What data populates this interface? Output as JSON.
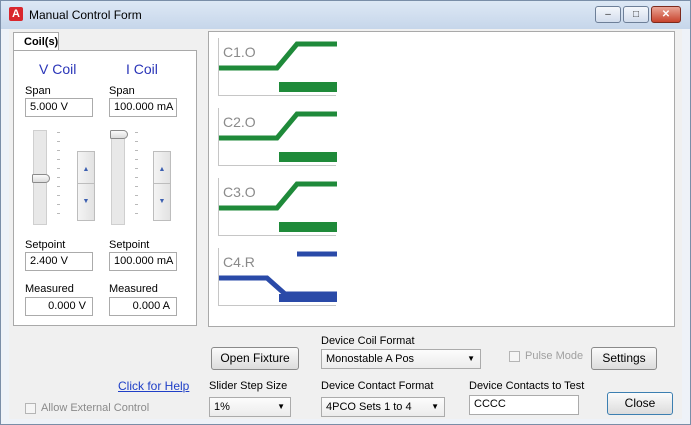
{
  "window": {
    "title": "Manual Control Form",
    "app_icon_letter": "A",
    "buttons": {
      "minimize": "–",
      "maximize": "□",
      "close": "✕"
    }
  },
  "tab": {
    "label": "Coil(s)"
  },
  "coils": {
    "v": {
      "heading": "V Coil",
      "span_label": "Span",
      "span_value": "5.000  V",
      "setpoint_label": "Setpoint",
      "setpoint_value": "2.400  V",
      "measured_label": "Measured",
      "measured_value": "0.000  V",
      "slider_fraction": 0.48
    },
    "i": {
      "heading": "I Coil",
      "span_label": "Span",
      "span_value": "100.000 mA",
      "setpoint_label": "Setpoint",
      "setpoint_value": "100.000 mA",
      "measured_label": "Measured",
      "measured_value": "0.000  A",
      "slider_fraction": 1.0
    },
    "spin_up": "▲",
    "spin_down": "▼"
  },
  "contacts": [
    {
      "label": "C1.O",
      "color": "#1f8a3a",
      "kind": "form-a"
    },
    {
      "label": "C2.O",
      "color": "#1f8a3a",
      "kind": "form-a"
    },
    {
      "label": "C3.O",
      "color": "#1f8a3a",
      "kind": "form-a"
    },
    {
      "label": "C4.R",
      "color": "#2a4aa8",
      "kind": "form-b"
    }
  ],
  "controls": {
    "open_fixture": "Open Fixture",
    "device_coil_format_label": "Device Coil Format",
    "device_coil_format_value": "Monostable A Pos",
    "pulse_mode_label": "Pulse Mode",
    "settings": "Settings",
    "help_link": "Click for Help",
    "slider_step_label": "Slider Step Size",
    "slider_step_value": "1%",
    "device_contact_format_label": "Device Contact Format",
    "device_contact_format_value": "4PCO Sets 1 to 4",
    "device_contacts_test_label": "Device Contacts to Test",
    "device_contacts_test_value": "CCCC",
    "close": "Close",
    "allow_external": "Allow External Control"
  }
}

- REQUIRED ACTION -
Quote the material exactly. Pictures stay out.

- ANSWER FOR THE TASK -
What data populates this interface? Output as JSON.
{
  "window": {
    "title": "Manual Control Form",
    "app_icon_letter": "A",
    "buttons": {
      "minimize": "–",
      "maximize": "□",
      "close": "✕"
    }
  },
  "tab": {
    "label": "Coil(s)"
  },
  "coils": {
    "v": {
      "heading": "V Coil",
      "span_label": "Span",
      "span_value": "5.000  V",
      "setpoint_label": "Setpoint",
      "setpoint_value": "2.400  V",
      "measured_label": "Measured",
      "measured_value": "0.000  V",
      "slider_fraction": 0.48
    },
    "i": {
      "heading": "I Coil",
      "span_label": "Span",
      "span_value": "100.000 mA",
      "setpoint_label": "Setpoint",
      "setpoint_value": "100.000 mA",
      "measured_label": "Measured",
      "measured_value": "0.000  A",
      "slider_fraction": 1.0
    },
    "spin_up": "▲",
    "spin_down": "▼"
  },
  "contacts": [
    {
      "label": "C1.O",
      "color": "#1f8a3a",
      "kind": "form-a"
    },
    {
      "label": "C2.O",
      "color": "#1f8a3a",
      "kind": "form-a"
    },
    {
      "label": "C3.O",
      "color": "#1f8a3a",
      "kind": "form-a"
    },
    {
      "label": "C4.R",
      "color": "#2a4aa8",
      "kind": "form-b"
    }
  ],
  "controls": {
    "open_fixture": "Open Fixture",
    "device_coil_format_label": "Device Coil Format",
    "device_coil_format_value": "Monostable A Pos",
    "pulse_mode_label": "Pulse Mode",
    "settings": "Settings",
    "help_link": "Click for Help",
    "slider_step_label": "Slider Step Size",
    "slider_step_value": "1%",
    "device_contact_format_label": "Device Contact Format",
    "device_contact_format_value": "4PCO Sets 1 to 4",
    "device_contacts_test_label": "Device Contacts to Test",
    "device_contacts_test_value": "CCCC",
    "close": "Close",
    "allow_external": "Allow External Control"
  }
}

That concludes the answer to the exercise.